As of Tuesday afternoon, the Chinese mainland box office had brought in a total of 59.39 billion yuan ($8.63 billion). With a week still left to go, that's over 3 billion more than the 55.9 billion yuan earned last year. While this is mere steps away from the 60 billion yuan goal predicted by media at the beginning of the year, this year's record just doesn't seem that worth celebrating.
The Chinese film industry got off to a good start in the beginning of the year, but experienced tough times in the following months. In February, the month of the Chinese New Year holiday, three films managed to pull in 2 billion yuan each, pushing the monthly box office to 10.15 billion yuan. However, looking at the rest of the year, monthly box-office revenue dropped below 4 billion on six occasions.
Imports vs domestic films
As of Monday, the highest-earning film of 2018 is Operation Red Sea with 3.65 billion yuan, followed by Detective Chinatown 2 (3.40 billion yuan) and Dying to Survive (3.10 billion yuan) - all Chinese films.
Only four imported films entered the top 10 this year, among them only Avengers: Infinity War (2.39 billion yuan) broke into top five.
Statistics on Chinese ticketing platform Maoyan provide further evidence that Chinese films are faring well against imported competition, 29 of the top 50 highest-earning films of the year were domestic films.
While Hollywood films have been the "poster child" for films imported into China for years, Indian films were an important part of this year's box office. A total of nine Indian films have been released in Chinese mainland theaters so far this year, with one more, Thugs of Hindostan, due out on Friday. This number is almost three times that of 2017.
Looking at the box office performance of Indian films in China, four raked in more than 100 million yuan, not a bad feat considering that prior to 2017 Indian films rarely made more than 10 million yuan.

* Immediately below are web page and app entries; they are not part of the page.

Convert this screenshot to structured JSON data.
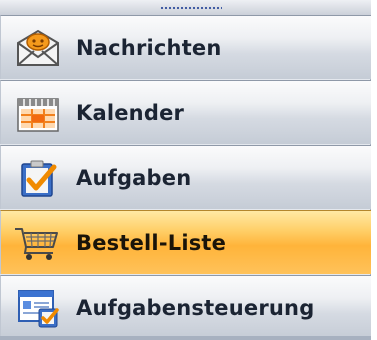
{
  "nav_pane": {
    "items": [
      {
        "label": "Nachrichten",
        "icon": "mail-envelope-icon",
        "selected": false
      },
      {
        "label": "Kalender",
        "icon": "calendar-icon",
        "selected": false
      },
      {
        "label": "Aufgaben",
        "icon": "task-clipboard-icon",
        "selected": false
      },
      {
        "label": "Bestell-Liste",
        "icon": "shopping-cart-icon",
        "selected": true
      },
      {
        "label": "Aufgabensteuerung",
        "icon": "task-control-icon",
        "selected": false
      }
    ]
  },
  "colors": {
    "selected_highlight": "#ffc25a",
    "pane_background": "#e4e8ee",
    "label_text": "#1b2433"
  }
}
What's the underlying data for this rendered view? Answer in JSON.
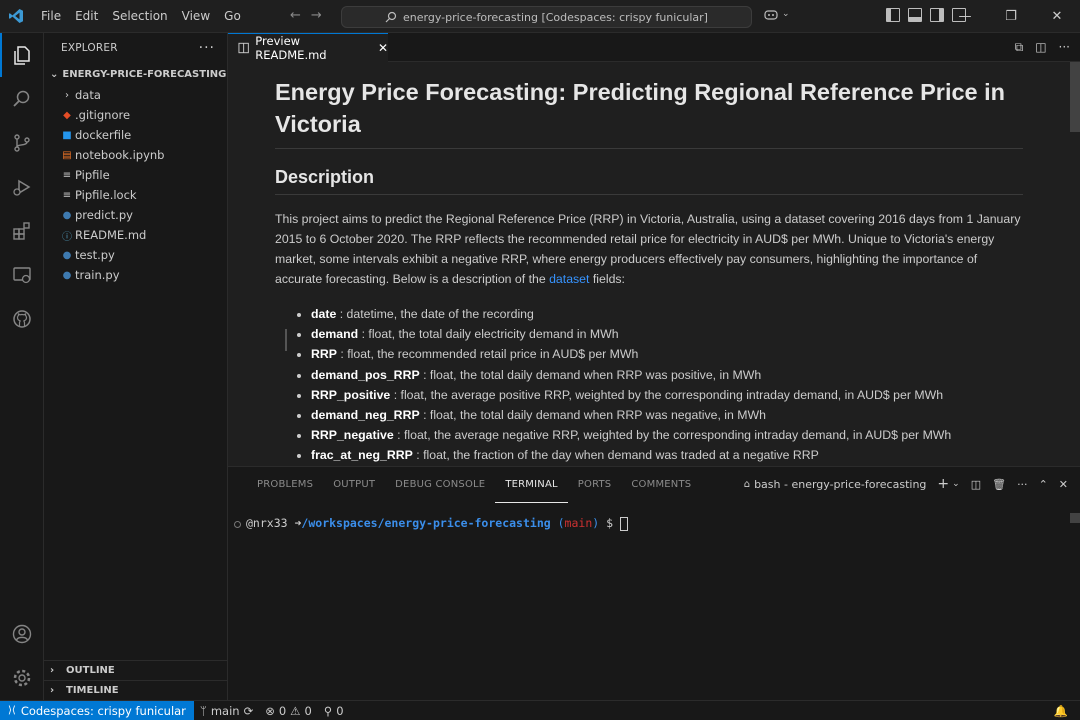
{
  "titlebar": {
    "menu": [
      "File",
      "Edit",
      "Selection",
      "View",
      "Go"
    ],
    "command_center": "energy-price-forecasting [Codespaces: crispy funicular]"
  },
  "activity_icons": [
    "explorer-icon",
    "search-icon",
    "source-control-icon",
    "run-debug-icon",
    "extensions-icon",
    "remote-explorer-icon",
    "github-icon",
    "account-icon",
    "settings-gear-icon"
  ],
  "sidebar": {
    "title": "EXPLORER",
    "root": "ENERGY-PRICE-FORECASTING [C...",
    "items": [
      {
        "label": "data",
        "kind": "folder"
      },
      {
        "label": ".gitignore",
        "kind": "gitignore"
      },
      {
        "label": "dockerfile",
        "kind": "docker"
      },
      {
        "label": "notebook.ipynb",
        "kind": "notebook"
      },
      {
        "label": "Pipfile",
        "kind": "text"
      },
      {
        "label": "Pipfile.lock",
        "kind": "text"
      },
      {
        "label": "predict.py",
        "kind": "python"
      },
      {
        "label": "README.md",
        "kind": "markdown"
      },
      {
        "label": "test.py",
        "kind": "python"
      },
      {
        "label": "train.py",
        "kind": "python"
      }
    ],
    "outline": "OUTLINE",
    "timeline": "TIMELINE"
  },
  "editor": {
    "tab_label": "Preview README.md",
    "h1": "Energy Price Forecasting: Predicting Regional Reference Price in Victoria",
    "h2": "Description",
    "para_before_link": "This project aims to predict the Regional Reference Price (RRP) in Victoria, Australia, using a dataset covering 2016 days from 1 January 2015 to 6 October 2020. The RRP reflects the recommended retail price for electricity in AUD$ per MWh. Unique to Victoria's energy market, some intervals exhibit a negative RRP, where energy producers effectively pay consumers, highlighting the importance of accurate forecasting. Below is a description of the ",
    "link": "dataset",
    "para_after_link": " fields:",
    "fields": [
      {
        "name": "date",
        "desc": " : datetime, the date of the recording"
      },
      {
        "name": "demand",
        "desc": " : float, the total daily electricity demand in MWh"
      },
      {
        "name": "RRP",
        "desc": " : float, the recommended retail price in AUD$ per MWh"
      },
      {
        "name": "demand_pos_RRP",
        "desc": " : float, the total daily demand when RRP was positive, in MWh"
      },
      {
        "name": "RRP_positive",
        "desc": " : float, the average positive RRP, weighted by the corresponding intraday demand, in AUD$ per MWh"
      },
      {
        "name": "demand_neg_RRP",
        "desc": " : float, the total daily demand when RRP was negative, in MWh"
      },
      {
        "name": "RRP_negative",
        "desc": " : float, the average negative RRP, weighted by the corresponding intraday demand, in AUD$ per MWh"
      },
      {
        "name": "frac_at_neg_RRP",
        "desc": " : float, the fraction of the day when demand was traded at a negative RRP"
      }
    ]
  },
  "panel": {
    "tabs": [
      "PROBLEMS",
      "OUTPUT",
      "DEBUG CONSOLE",
      "TERMINAL",
      "PORTS",
      "COMMENTS"
    ],
    "active_tab": "TERMINAL",
    "terminal_name": "bash - energy-price-forecasting",
    "prompt_user": "@nrx33",
    "prompt_arrow": "➜",
    "prompt_path": "/workspaces/energy-price-forecasting",
    "prompt_branch_open": "(",
    "prompt_branch": "main",
    "prompt_branch_close": ")",
    "prompt_symbol": "$"
  },
  "statusbar": {
    "remote": "Codespaces: crispy funicular",
    "branch": "main",
    "errors": "0",
    "warnings": "0",
    "ports": "0"
  },
  "colors": {
    "accent": "#0078d4",
    "link": "#3794ff",
    "terminal_path": "#3b8eea",
    "terminal_branch": "#cd3131"
  }
}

Some Chinese media outlets have been using the term the Matthew effect - the idea that the rich get richer and the poor get poorer - to describe the market performance of this year's films. According to a report on Xinmin Evening News, 15 films, just 3 percent of the films released this year, accounted for 55 percent of box-office earnings, while more than 77 percent of films contributed only 2 percent.

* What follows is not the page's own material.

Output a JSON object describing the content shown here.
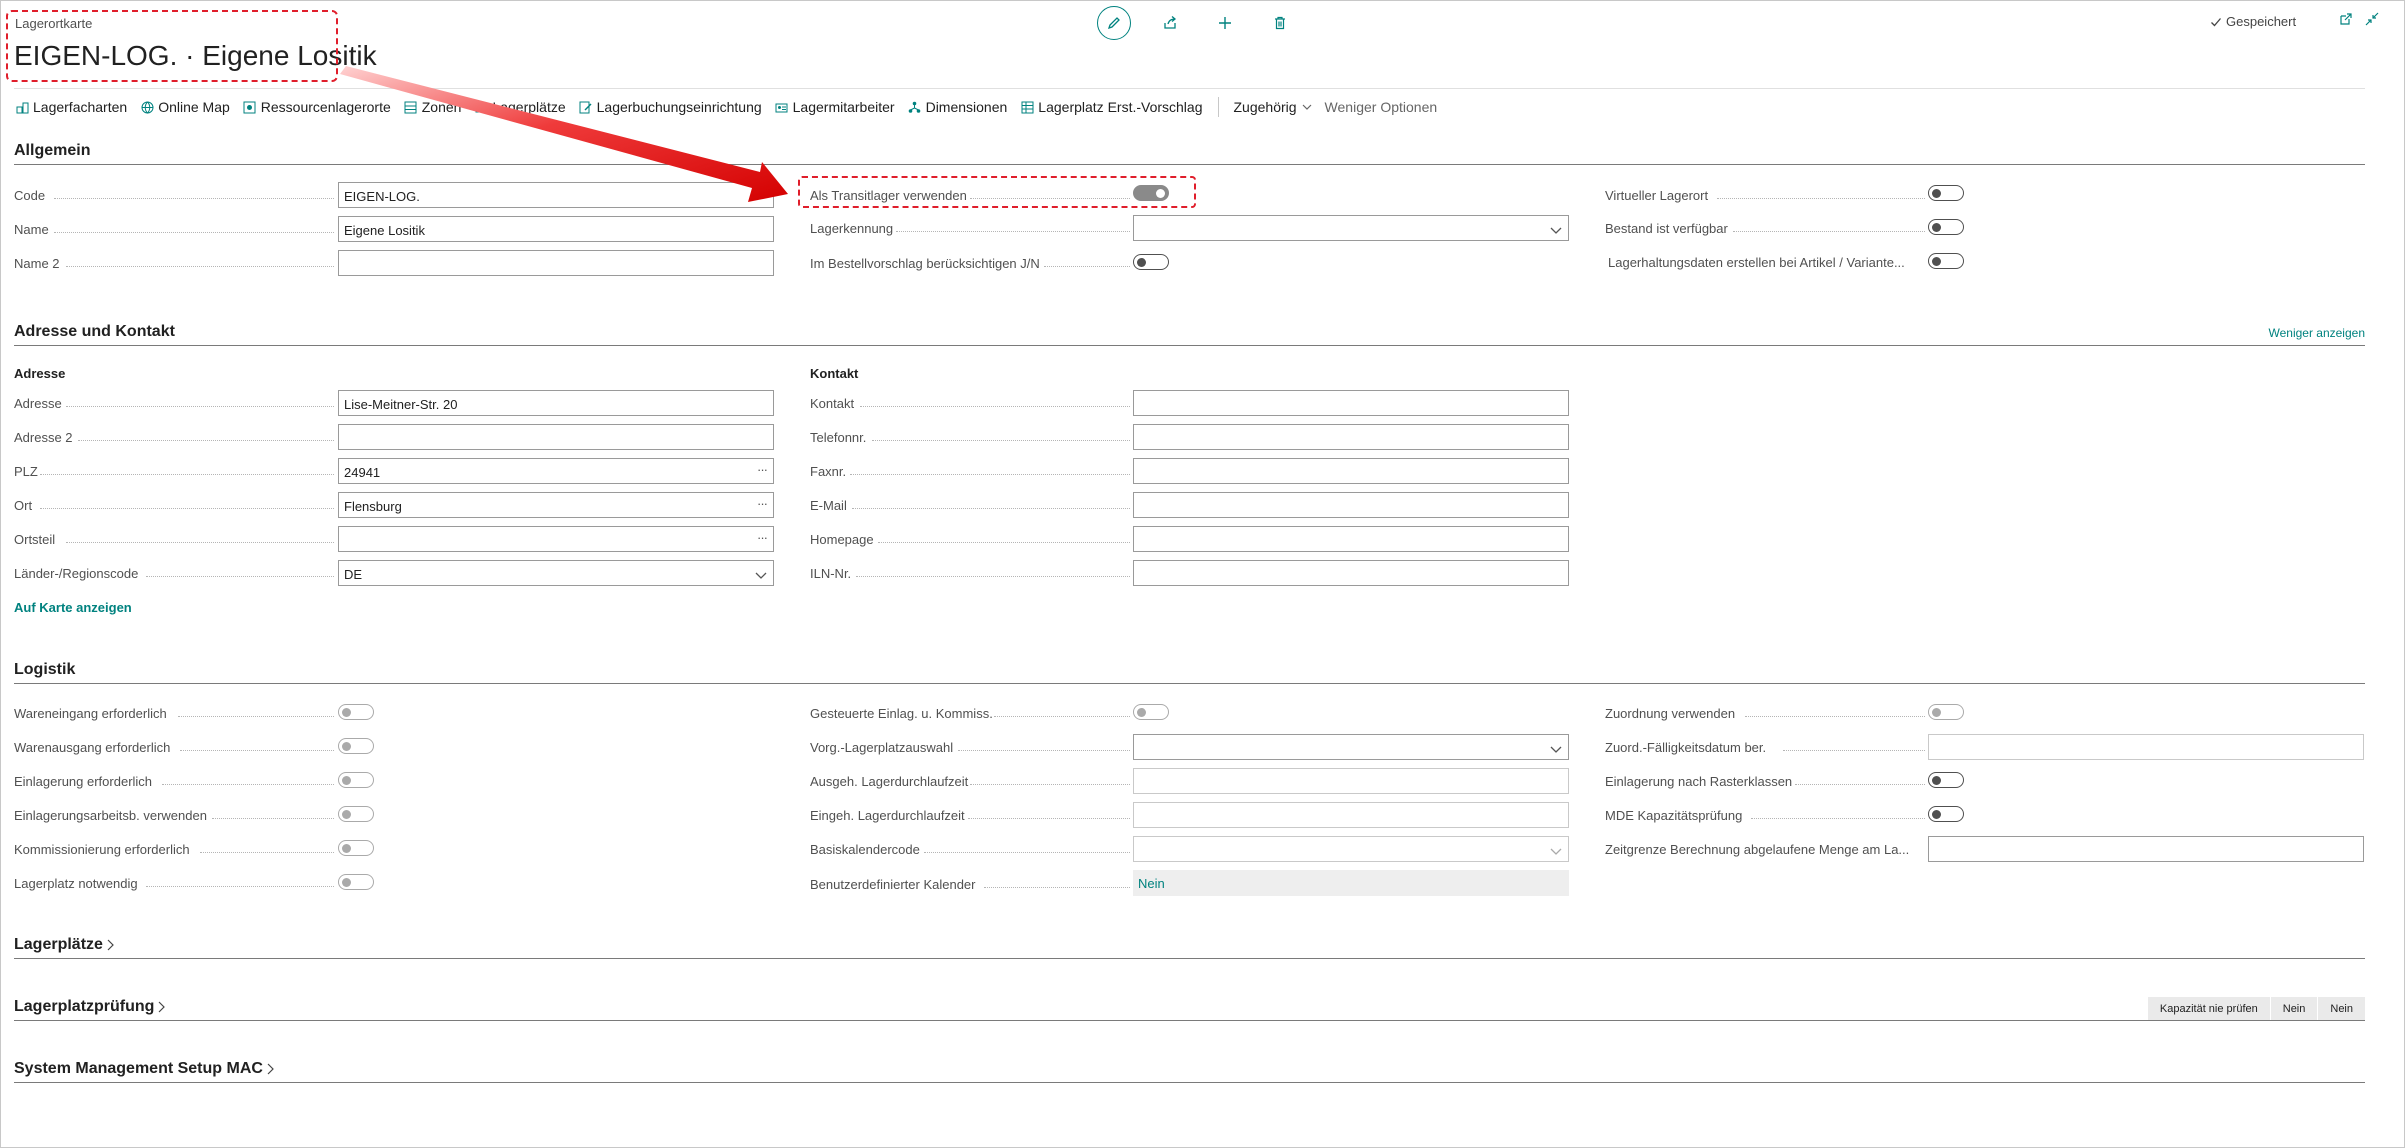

"With the rising quality of domestic films, hit films came one after another… but when huge audiences are drawn to these hit films, the rest suffer a bigger crash," wrote Yingyi Dushe (Poisonous Words on Film), a Chinese WeChat public account, citing statistics from film database EntGroup.
"In 2017, the top 10 films accounted for 36.4 percent of the total box office. But in 2018, that percentage has risen to 42.4 percent," it added.
Changing audience tastes has also had an impact this year.
Compared with previous years when popular stars and well-known IPs were the biggest draws for films, the concept of "content is king" has become more widely accepted. On Sohu Entertainment's list of the top 10 financial flops of the year, many were big budget films that failed to bring in audiences with their big-name star casts.
Fantasy film Asura is the most outstanding example. With a rumored budget of 750 million yuan, the blockbuster starred A-list actor Tony Leung and actress Carina Lau, as well as pop star Wu Lei. However, Asura ended up only earning 50 million yuan at the box office and was pulled from theaters after only three days.
Hitting a ceiling
Dushe Yingyi also noted that, according statistics from China Film News, there were 59,009 screens in the Chinese mainland as of November 30, a 16.2 percent increase from 2017's 50,776 screens. That is a much smaller increase compared with 2016's 30.2 percent growth and 2017's 23.3 percent.
The surge in the number of screens in China's third- and fourth-tier cities was once a major driving force behind the growth of the Chinese film industry but now that bonus can no longer be counted upon.
According to a report from news site Q Daily, third- and fourth-tier cities accounted for 34.58 percent of total ticket sales in the mainland in 2015. This percentage continued to grow at roughly approximately 27 percent annually in third-tier cities and at 35 percent in fourth-tier cities to reach roughly 38.75 percent of total ticket sales in 2017.
Yet ticket sales in these cities remain virtually unchanged this year, a sign of a major slowdown in growth.